Over the past two decades, there has been a tremendous boom in the venture capital industry. The pool of U.S. venture capital funds has grown from less than $1 billion in 1976 (Charles River Associates 1976) to over $60 billion in 1999. This growth has outstripped that of almost every class of financial product.
The supply of venture capital is also likely to continue growing. Within the past two years, numerous pension funds have invested in private equity for the first time. Many experienced investors have also decided to increase their allocations to venture capital and buyout funds. These increased allocations will take a number of years to implement.
This growth naturally begs the question of sustainability. As has been highlighted throughout this volume, short-run shifts in the supply of or demand for venture capital investments have had dramatic effects. For instance, periods with a rapid increase in capital commitments have led to less restrictive partnership agreements, large investments in portfolio firms, and higher valuations for those investments. These patterns have led many practitioners to conclude that the industry is inherently cyclical. In short, this view implies that the side effects associated with periods of rapid growth generate sufficient difficulties that periods of retrenchment are sure to follow.
Neoclassical economics teaches us to examine not just the short-run supply and demand effects. Rather, it is also important to consider the nature of long-run supply and demand conditions. In the short run, intense competition between private-equity groups may lead to a willingness to pay a premium for certain types of firms (e.g., firms specializing in tools and content for the Internet). This is unlikely to be a sustainable strategy in the long run: firms that persist in such a strategy will eventually achieve low returns and be unable to raise follow-on funds.
The types of factors that will determine the long-run, steady-state supply of venture capital in the economy are likely to be more fundamental. These most likely will include the magnitude of fundamental technological innovation in the economy, the presence of liquid and competitive markets for venture capitalists to sell their investments (whether markets for stock offerings or acquisitions), and the willingness of highly skilled managers and engineers to work in entrepreneurial environments. (The last factor in turn will be a function of tax policy, legal protections, and societal preferences.) However painful the short-run adjustments, these more fundamental factors are likely to be critical in establishing the long-run level.
When one examines these more fundamental factors, there appears to have been quite substantial changes for the better over the past several decades. [NOTE] We will briefly discuss two of these determinants of the long-run supply of venture capital in the United States, where these changes have been particularly dramatic: the extent of technological innovations and the development of regional agglomerations.
While the increase in innovative outputs can be seen through several measures, probably the clearest indication is in the extent of patenting.

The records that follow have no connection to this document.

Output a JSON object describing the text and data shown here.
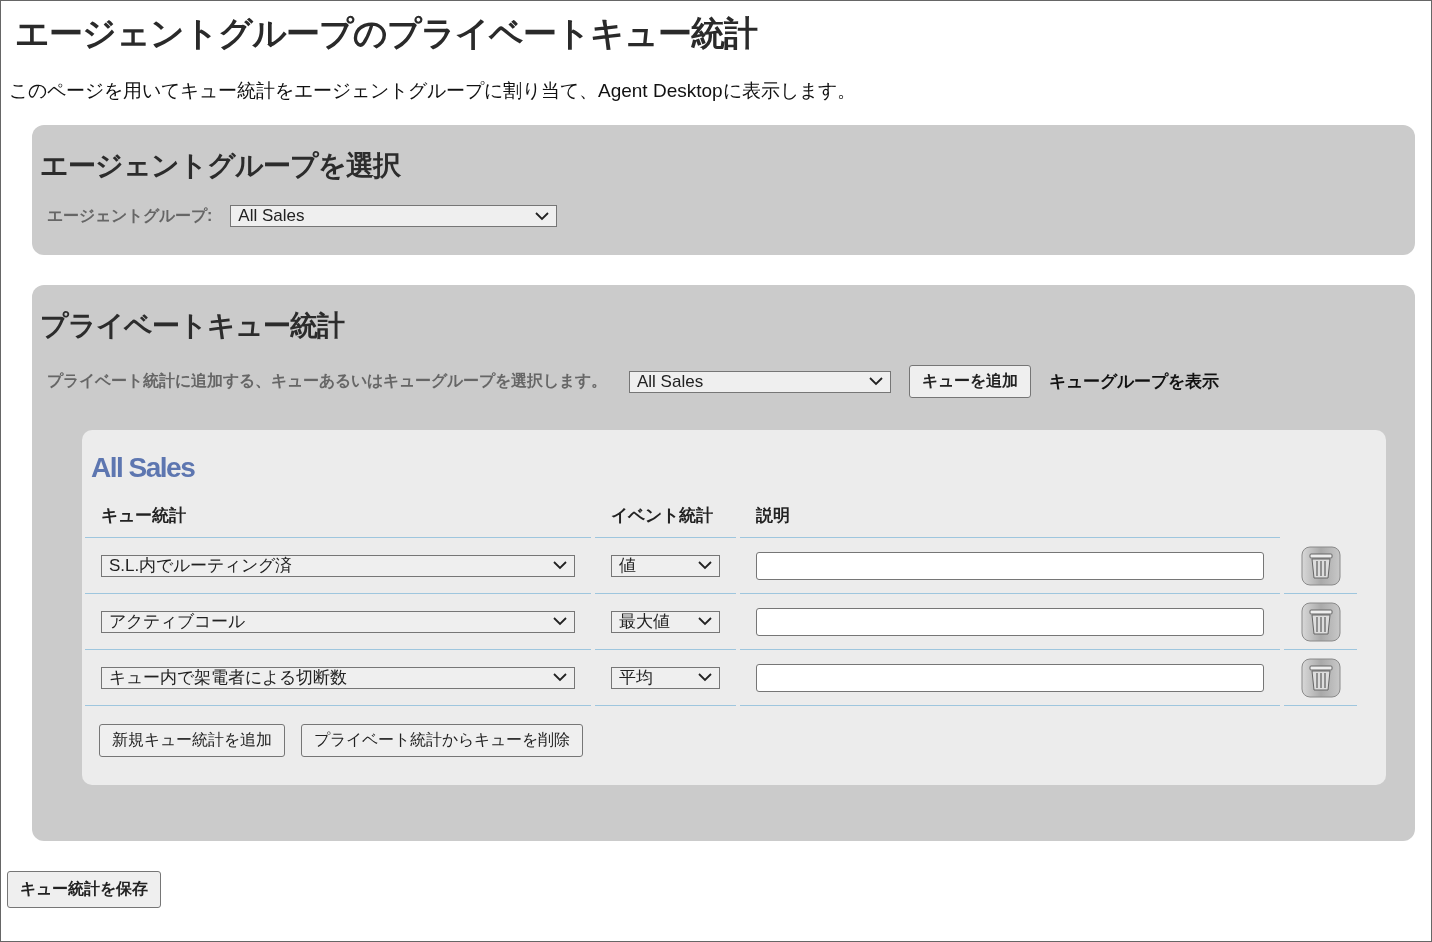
{
  "title": "エージェントグループのプライベートキュー統計",
  "description": "このページを用いてキュー統計をエージェントグループに割り当て、Agent Desktopに表示します。",
  "group_section": {
    "heading": "エージェントグループを選択",
    "label": "エージェントグループ:",
    "value": "All Sales"
  },
  "private_section": {
    "heading": "プライベートキュー統計",
    "prompt": "プライベート統計に追加する、キューあるいはキューグループを選択します。",
    "queue_value": "All Sales",
    "add_button": "キューを追加",
    "show_link": "キューグループを表示",
    "queue_panel": {
      "title": "All Sales",
      "columns": [
        "キュー統計",
        "イベント統計",
        "説明"
      ],
      "rows": [
        {
          "statistic": "S.L.内でルーティング済",
          "event": "値",
          "description": ""
        },
        {
          "statistic": "アクティブコール",
          "event": "最大値",
          "description": ""
        },
        {
          "statistic": "キュー内で架電者による切断数",
          "event": "平均",
          "description": ""
        }
      ],
      "buttons": [
        "新規キュー統計を追加",
        "プライベート統計からキューを削除"
      ]
    }
  },
  "save_button": "キュー統計を保存"
}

Patent applications by U.S. inventors, after hovering between forty and eighty thousand annually over the first eighty-five years of this century, have surged over the past decade to over 120 thousand per year. This does not appear to reflect the impact of changes in domestic patent policy, shifts in the success rate of applications, or a variety of alternative explanations. Rather, it appears to reflect a fundamental shift in the innovative fecundity in the domestic economy. The breadth of technology appears wider today than it ever has been before. The greater rate of intellectual innovation provides fertile ground for future venture capital investments.
A second change has been in the development of what economists term "agglomeration economies" in the regions with the greatest venture capital activity. The efficiency of the venture capital process itself has been greatly augmented by the emergence of other intermediaries familiar with the workings of the venture process. The presence of such expertise on the part of lawyers, accountants, and real estate brokers, among others, has substantially lowered the transaction costs associated with forming and financing new firms. The increasing number of professionals and managers familiar with and accustomed to the employment arrangements offered by venture-backed firms (such as heavy reliance on stock options) has also been a major shift. The market for new issues by venture-backed firms appears to have become steadily more efficient, as part III of this volume makes clear. In short, the increasing familiarity with the venture capital process has itself made the long-term prospects for venture investment more attractive than they have ever been before, in this country or abroad.
A corollary to this argument is perhaps even more important. These changes appear not to have been entirely independent of the growth of venture capital, but have been at least partially triggered by the role played by these financial intermediaries. For instance, much of the growth in patenting appears to have been spurred by the growth in the number of venture capital-backed firms (Kortum and Lerner 1998). In short, it appears as if there is somewhat of a "virtuous circle," where the growth in the activity of U.S. venture capital industry has enhanced the conditions that drive the long-run value creation of this capital, which has in turn led to more capital formation.
As the various chapters of this volume have highlighted, much is still not yet known about the venture capital industry. The extent to which the U.S. venture model will spread overseas and the degree to which the American model will — or can — be successfully adapted during this process are particularly interesting questions. Clearly, this financial intermediary will be an enduring feature on the global economic landscape in the years to come.